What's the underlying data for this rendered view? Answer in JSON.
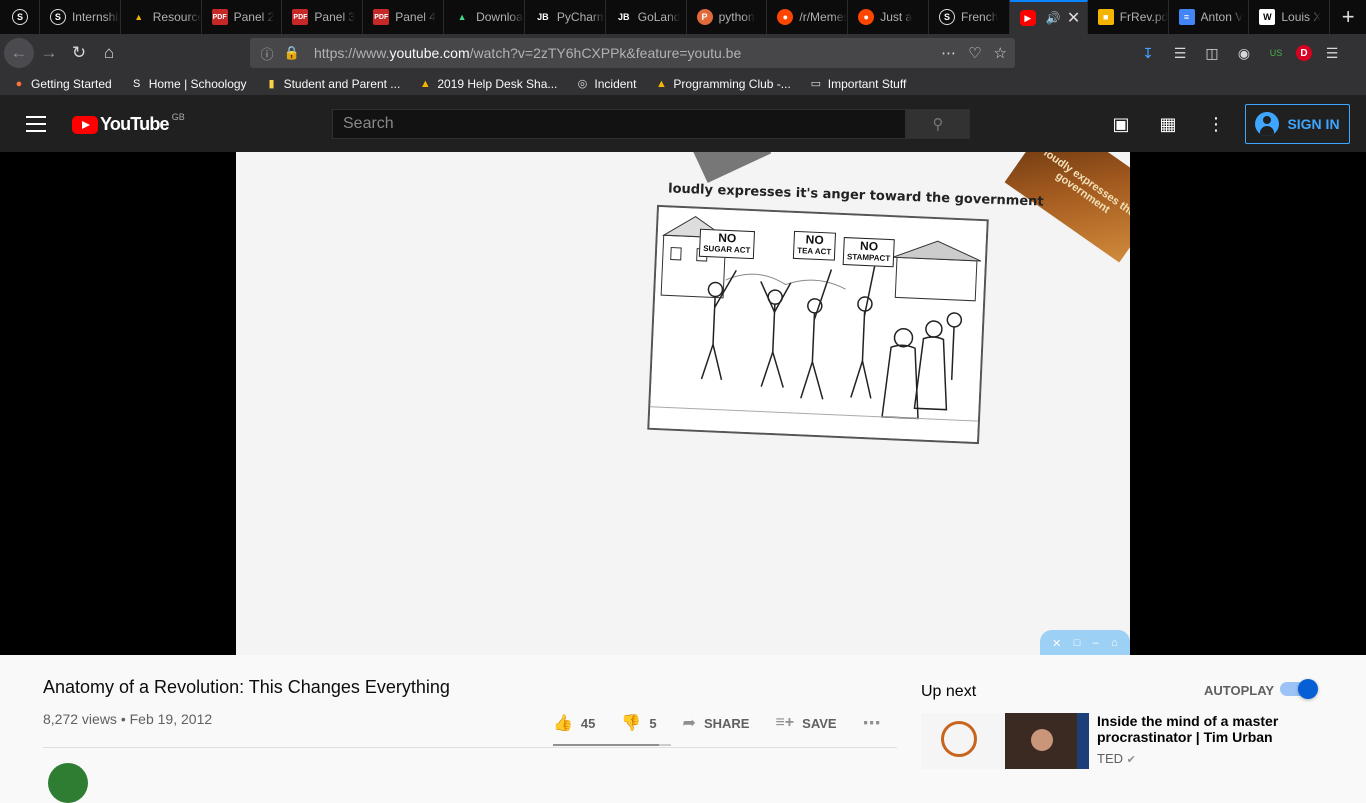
{
  "browser": {
    "tabs": [
      {
        "label": "",
        "icon": "schoology-icon"
      },
      {
        "label": "Internship",
        "icon": "schoology-icon"
      },
      {
        "label": "Resources",
        "icon": "google-drive-icon"
      },
      {
        "label": "Panel 2",
        "icon": "pdf-icon"
      },
      {
        "label": "Panel 3",
        "icon": "pdf-icon"
      },
      {
        "label": "Panel 4",
        "icon": "pdf-icon"
      },
      {
        "label": "Download",
        "icon": "android-icon"
      },
      {
        "label": "PyCharm",
        "icon": "jetbrains-icon"
      },
      {
        "label": "GoLand",
        "icon": "jetbrains-icon"
      },
      {
        "label": "python",
        "icon": "python-icon"
      },
      {
        "label": "/r/Memes",
        "icon": "reddit-icon"
      },
      {
        "label": "Just a",
        "icon": "reddit-icon"
      },
      {
        "label": "French",
        "icon": "schoology-icon"
      },
      {
        "label": "",
        "icon": "youtube-icon",
        "active": true
      },
      {
        "label": "FrRev.pdf",
        "icon": "slides-icon"
      },
      {
        "label": "Anton V",
        "icon": "docs-icon"
      },
      {
        "label": "Louis X",
        "icon": "wikipedia-icon"
      }
    ],
    "url_prefix": "https://www.",
    "url_domain": "youtube.com",
    "url_path": "/watch?v=2zTY6hCXPPk&feature=youtu.be",
    "bookmarks": [
      {
        "label": "Getting Started",
        "icon": "firefox-icon"
      },
      {
        "label": "Home | Schoology",
        "icon": "schoology-icon"
      },
      {
        "label": "Student and Parent ...",
        "icon": "doc-icon"
      },
      {
        "label": "2019 Help Desk Sha...",
        "icon": "google-drive-icon"
      },
      {
        "label": "Incident",
        "icon": "globe-icon"
      },
      {
        "label": "Programming Club -...",
        "icon": "google-drive-icon"
      },
      {
        "label": "Important Stuff",
        "icon": "folder-icon"
      }
    ],
    "badge_us": "US",
    "avatar_letter": "D"
  },
  "youtube": {
    "logo_text": "YouTube",
    "region": "GB",
    "search_placeholder": "Search",
    "sign_in": "SIGN IN"
  },
  "video_frame": {
    "caption": "loudly expresses it's anger toward the government",
    "signs": [
      {
        "big": "NO",
        "small": "SUGAR ACT"
      },
      {
        "big": "NO",
        "small": "TEA ACT"
      },
      {
        "big": "NO",
        "small": "STAMPACT"
      }
    ],
    "corner_card_text": "loudly expresses the government"
  },
  "video": {
    "title": "Anatomy of a Revolution: This Changes Everything",
    "views": "8,272 views",
    "date": "Feb 19, 2012",
    "likes": "45",
    "dislikes": "5",
    "share": "SHARE",
    "save": "SAVE",
    "like_ratio": 0.9
  },
  "sidebar": {
    "up_next": "Up next",
    "autoplay": "AUTOPLAY",
    "autoplay_on": true,
    "next_title": "Inside the mind of a master procrastinator | Tim Urban",
    "next_channel": "TED"
  }
}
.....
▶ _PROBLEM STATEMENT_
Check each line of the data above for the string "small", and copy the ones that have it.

▶ _EXERCISE RESULT_
        "small": "SUGAR ACT"
        "small": "TEA ACT"
        "small": "STAMPACT"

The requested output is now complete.